Breaking any task down into small steps is key to success. But recovering from addiction is different than most tasks because there is no end. You will always be in recovery and should always be proud to announce what day you are on. We have all gotten to our current number moving forward one day at a time.
Part of the odaat philosophy is that it is part of never giving up. You are staying vigilant but you only have to see today as the goal. It is key to preventing yourself from getting overwhelmed.
Even though I am on year 40 of being sober I have to make the decision every day. Somedays it’s as easy as breathing, as a heartbeat, I do it without conscious thought. Other days it is a more tangible decision, like getting out of bed, something I have to actively choose. Having chosen to stay sober for decades helps me make that decision but there is a pull somedays that I think we would all do well to remember as we move forward.
I don’t want to give false hope that one day you will be free and clear of it all, temptation can surprise you at any time. Everyone who knows me knows that there have been very stressful events and memories that awaken that voice in my head suggesting I give in to temptation. One day at a time speaks to me as an important phrase at the beginning of the journey and throughout. All we can do is face today and do our best to end up ahead.

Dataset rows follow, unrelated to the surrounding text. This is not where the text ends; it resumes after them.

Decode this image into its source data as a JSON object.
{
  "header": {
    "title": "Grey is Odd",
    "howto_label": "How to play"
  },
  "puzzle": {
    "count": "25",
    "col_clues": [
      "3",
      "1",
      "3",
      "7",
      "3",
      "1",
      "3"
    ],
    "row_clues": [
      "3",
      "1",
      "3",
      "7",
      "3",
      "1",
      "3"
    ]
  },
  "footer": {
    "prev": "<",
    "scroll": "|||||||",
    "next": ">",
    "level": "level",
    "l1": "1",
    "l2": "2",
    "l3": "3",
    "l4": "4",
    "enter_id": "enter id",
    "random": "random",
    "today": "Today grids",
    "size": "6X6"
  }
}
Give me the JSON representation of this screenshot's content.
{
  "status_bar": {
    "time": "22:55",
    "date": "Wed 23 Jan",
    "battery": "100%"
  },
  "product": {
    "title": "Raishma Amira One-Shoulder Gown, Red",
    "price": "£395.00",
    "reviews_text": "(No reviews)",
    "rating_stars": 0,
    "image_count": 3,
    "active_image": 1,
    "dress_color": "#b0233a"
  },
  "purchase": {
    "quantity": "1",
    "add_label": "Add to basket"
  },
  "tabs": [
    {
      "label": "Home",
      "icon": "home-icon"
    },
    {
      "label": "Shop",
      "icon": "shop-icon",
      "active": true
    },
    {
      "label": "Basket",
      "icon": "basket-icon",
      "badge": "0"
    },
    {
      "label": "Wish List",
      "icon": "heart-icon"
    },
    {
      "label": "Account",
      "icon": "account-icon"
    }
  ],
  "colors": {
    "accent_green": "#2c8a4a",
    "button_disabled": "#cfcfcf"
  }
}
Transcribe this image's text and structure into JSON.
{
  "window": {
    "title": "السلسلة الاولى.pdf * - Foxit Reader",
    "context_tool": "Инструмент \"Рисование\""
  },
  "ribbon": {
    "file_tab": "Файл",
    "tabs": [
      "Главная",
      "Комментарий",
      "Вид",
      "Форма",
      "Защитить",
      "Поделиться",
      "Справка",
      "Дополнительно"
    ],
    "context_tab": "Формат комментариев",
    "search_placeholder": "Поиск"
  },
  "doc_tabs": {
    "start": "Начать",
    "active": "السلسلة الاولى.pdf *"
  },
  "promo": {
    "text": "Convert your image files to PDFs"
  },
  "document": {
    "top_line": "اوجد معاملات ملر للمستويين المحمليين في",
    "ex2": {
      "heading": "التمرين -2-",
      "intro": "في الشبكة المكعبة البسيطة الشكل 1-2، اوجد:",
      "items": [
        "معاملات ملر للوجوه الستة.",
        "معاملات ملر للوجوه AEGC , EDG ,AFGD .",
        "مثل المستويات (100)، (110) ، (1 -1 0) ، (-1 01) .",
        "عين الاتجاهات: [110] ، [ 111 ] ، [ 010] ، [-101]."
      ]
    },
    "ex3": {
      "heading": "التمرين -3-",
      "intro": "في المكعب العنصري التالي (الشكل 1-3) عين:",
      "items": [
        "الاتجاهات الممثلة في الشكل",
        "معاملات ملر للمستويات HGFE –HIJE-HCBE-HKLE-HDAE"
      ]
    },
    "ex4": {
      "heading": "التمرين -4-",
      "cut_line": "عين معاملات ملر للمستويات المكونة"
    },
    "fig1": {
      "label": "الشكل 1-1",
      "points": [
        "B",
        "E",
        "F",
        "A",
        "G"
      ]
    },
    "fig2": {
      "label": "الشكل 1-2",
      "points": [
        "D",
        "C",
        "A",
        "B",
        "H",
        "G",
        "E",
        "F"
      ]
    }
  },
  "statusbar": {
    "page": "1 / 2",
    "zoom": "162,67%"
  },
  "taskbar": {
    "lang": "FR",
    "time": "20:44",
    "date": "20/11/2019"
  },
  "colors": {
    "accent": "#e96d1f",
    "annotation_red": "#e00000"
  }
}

Please note: This blog post is to be used for inspirational use only, and not to be used as a substitute for medical advice. Quitting an addiction is fantastic, but it’s also important to know the safest methods for quitting your specific addiction, while minimizing any withdrawal effects.